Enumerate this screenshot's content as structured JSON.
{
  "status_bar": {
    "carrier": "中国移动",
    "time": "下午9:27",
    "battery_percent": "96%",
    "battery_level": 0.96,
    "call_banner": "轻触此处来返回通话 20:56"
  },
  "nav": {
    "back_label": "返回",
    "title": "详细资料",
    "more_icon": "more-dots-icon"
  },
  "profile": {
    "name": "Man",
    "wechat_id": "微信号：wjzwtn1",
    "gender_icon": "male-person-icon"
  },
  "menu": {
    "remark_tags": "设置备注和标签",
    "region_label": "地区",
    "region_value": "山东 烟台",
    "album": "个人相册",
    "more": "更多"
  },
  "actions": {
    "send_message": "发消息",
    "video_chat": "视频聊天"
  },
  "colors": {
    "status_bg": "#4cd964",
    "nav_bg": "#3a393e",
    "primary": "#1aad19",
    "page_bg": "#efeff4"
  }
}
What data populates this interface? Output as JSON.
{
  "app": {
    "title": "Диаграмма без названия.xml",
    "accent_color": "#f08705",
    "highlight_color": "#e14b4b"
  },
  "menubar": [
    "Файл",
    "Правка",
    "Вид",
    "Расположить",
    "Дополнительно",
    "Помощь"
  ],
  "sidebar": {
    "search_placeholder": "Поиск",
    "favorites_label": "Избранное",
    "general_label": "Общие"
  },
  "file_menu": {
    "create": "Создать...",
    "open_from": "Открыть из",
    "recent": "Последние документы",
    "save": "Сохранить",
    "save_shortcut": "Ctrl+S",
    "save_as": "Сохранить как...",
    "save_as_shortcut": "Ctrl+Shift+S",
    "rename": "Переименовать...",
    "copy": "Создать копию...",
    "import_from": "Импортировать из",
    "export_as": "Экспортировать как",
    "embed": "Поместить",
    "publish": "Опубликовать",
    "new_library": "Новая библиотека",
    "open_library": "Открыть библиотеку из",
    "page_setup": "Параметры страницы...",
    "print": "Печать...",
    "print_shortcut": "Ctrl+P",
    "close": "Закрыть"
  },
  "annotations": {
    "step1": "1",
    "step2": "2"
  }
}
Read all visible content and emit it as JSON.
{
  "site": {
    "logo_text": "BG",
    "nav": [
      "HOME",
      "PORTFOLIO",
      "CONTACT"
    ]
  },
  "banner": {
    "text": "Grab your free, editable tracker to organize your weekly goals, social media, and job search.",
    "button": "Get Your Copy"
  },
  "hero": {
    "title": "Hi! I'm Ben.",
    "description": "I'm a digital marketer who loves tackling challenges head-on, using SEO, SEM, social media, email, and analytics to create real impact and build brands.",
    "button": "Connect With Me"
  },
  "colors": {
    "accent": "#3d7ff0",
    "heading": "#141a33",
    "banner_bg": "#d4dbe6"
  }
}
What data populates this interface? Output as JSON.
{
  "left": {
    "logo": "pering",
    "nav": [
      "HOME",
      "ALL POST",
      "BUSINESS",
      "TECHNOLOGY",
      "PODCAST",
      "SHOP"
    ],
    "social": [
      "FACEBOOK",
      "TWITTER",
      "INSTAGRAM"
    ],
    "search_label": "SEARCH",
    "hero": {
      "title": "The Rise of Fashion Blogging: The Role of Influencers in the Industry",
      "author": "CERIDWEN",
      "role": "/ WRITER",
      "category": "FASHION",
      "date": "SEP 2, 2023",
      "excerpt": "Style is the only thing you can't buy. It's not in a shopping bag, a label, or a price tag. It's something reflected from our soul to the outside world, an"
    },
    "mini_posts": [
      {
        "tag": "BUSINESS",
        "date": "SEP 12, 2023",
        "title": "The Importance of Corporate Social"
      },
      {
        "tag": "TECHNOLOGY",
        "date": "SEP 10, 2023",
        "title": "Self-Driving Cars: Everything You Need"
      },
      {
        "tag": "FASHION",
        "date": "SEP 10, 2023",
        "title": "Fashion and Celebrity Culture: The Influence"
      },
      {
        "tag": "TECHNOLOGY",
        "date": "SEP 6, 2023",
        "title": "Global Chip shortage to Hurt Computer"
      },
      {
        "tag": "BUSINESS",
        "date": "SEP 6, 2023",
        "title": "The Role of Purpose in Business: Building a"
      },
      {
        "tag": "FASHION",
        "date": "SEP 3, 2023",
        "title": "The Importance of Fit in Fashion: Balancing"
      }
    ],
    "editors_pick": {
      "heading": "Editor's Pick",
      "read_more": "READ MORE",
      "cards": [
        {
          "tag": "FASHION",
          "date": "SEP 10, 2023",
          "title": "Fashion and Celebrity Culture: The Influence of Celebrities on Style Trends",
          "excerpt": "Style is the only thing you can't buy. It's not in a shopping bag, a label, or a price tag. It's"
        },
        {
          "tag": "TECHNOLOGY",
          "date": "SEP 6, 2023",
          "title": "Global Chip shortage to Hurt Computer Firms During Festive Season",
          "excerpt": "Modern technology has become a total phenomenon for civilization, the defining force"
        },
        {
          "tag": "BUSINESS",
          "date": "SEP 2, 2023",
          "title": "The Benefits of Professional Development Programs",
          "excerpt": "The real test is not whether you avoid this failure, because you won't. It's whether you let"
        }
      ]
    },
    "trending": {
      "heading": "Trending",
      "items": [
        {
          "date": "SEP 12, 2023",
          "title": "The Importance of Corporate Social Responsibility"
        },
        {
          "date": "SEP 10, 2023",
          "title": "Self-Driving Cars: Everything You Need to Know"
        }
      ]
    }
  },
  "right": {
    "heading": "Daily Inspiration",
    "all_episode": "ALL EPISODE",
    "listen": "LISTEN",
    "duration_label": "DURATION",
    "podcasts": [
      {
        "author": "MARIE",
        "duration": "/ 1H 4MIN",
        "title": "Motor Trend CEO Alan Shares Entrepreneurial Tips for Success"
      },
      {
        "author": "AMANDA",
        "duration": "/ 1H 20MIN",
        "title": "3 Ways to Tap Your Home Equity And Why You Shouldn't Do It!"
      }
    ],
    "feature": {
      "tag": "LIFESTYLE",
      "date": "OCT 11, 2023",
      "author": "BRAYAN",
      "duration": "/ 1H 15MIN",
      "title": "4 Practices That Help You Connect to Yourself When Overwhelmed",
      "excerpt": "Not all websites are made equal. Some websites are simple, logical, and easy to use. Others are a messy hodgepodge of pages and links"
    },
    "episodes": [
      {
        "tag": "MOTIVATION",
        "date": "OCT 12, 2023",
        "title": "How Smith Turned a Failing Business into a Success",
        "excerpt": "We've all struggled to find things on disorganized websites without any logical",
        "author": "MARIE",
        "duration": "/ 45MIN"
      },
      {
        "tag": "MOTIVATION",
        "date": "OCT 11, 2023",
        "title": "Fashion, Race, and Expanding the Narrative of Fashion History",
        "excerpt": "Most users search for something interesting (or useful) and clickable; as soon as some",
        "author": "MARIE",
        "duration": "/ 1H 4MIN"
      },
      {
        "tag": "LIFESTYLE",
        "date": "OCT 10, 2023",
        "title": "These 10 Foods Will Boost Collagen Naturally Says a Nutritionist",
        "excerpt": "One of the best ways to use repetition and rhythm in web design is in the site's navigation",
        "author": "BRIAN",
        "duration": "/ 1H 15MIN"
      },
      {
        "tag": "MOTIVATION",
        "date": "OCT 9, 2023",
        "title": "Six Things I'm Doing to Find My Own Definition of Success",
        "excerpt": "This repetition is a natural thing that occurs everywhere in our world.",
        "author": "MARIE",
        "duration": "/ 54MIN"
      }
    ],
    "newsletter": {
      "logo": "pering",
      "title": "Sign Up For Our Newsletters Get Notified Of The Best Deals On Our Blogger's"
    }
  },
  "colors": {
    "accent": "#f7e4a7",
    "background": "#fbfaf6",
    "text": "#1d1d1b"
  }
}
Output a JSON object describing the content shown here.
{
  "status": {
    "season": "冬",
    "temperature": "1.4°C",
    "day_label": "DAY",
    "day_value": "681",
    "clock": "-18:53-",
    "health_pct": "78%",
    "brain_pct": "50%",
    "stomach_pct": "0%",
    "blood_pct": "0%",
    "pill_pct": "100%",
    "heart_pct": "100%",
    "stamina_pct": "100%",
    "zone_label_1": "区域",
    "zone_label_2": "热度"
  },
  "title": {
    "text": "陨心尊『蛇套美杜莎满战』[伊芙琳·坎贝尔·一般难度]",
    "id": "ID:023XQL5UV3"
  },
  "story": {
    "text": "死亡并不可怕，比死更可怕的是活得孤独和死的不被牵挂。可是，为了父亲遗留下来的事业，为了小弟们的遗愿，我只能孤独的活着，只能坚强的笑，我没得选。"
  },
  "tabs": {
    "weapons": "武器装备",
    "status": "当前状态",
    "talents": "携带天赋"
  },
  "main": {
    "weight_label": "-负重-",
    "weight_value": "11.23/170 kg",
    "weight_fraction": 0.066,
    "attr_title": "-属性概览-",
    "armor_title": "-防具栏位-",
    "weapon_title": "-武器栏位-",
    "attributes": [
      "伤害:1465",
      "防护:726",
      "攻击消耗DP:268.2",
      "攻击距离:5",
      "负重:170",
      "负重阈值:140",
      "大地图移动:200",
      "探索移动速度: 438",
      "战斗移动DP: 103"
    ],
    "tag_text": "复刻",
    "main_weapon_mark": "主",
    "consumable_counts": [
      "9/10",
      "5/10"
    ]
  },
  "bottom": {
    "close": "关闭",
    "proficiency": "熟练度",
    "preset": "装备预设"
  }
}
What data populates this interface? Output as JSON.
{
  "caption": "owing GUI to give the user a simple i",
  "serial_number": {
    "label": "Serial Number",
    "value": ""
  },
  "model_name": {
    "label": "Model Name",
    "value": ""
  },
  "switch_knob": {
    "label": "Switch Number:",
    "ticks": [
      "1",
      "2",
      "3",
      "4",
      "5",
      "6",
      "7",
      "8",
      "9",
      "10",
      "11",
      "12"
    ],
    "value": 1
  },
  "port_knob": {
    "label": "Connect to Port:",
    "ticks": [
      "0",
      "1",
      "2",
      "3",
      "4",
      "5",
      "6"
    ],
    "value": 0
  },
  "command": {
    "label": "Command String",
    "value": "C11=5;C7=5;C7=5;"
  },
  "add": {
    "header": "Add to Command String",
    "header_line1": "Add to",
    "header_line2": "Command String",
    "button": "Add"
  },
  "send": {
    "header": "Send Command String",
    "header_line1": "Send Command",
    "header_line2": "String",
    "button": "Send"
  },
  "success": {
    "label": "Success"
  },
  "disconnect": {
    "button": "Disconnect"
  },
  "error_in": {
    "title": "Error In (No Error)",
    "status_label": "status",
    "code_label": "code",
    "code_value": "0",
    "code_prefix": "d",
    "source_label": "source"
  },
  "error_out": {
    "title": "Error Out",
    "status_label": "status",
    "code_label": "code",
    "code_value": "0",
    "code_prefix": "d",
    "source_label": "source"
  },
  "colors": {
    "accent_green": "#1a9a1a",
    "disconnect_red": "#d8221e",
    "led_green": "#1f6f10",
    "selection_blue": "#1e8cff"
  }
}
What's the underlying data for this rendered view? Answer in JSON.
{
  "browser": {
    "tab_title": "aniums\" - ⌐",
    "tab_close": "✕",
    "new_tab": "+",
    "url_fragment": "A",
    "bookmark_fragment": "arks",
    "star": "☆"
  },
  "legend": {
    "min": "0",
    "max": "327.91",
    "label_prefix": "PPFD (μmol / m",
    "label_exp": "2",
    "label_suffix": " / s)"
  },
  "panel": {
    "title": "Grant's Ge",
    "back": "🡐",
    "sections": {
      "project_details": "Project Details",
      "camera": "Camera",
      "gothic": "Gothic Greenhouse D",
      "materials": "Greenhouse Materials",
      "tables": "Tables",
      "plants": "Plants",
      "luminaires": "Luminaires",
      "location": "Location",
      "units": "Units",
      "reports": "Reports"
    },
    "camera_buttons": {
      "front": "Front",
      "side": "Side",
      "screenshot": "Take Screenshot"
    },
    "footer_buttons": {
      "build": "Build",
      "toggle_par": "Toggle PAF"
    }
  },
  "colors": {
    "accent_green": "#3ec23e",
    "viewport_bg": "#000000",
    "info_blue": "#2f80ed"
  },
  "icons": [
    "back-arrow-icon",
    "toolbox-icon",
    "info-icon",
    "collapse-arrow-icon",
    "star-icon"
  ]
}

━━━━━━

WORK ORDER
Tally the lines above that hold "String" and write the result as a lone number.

ANSWER TO THIS EXERCISE
5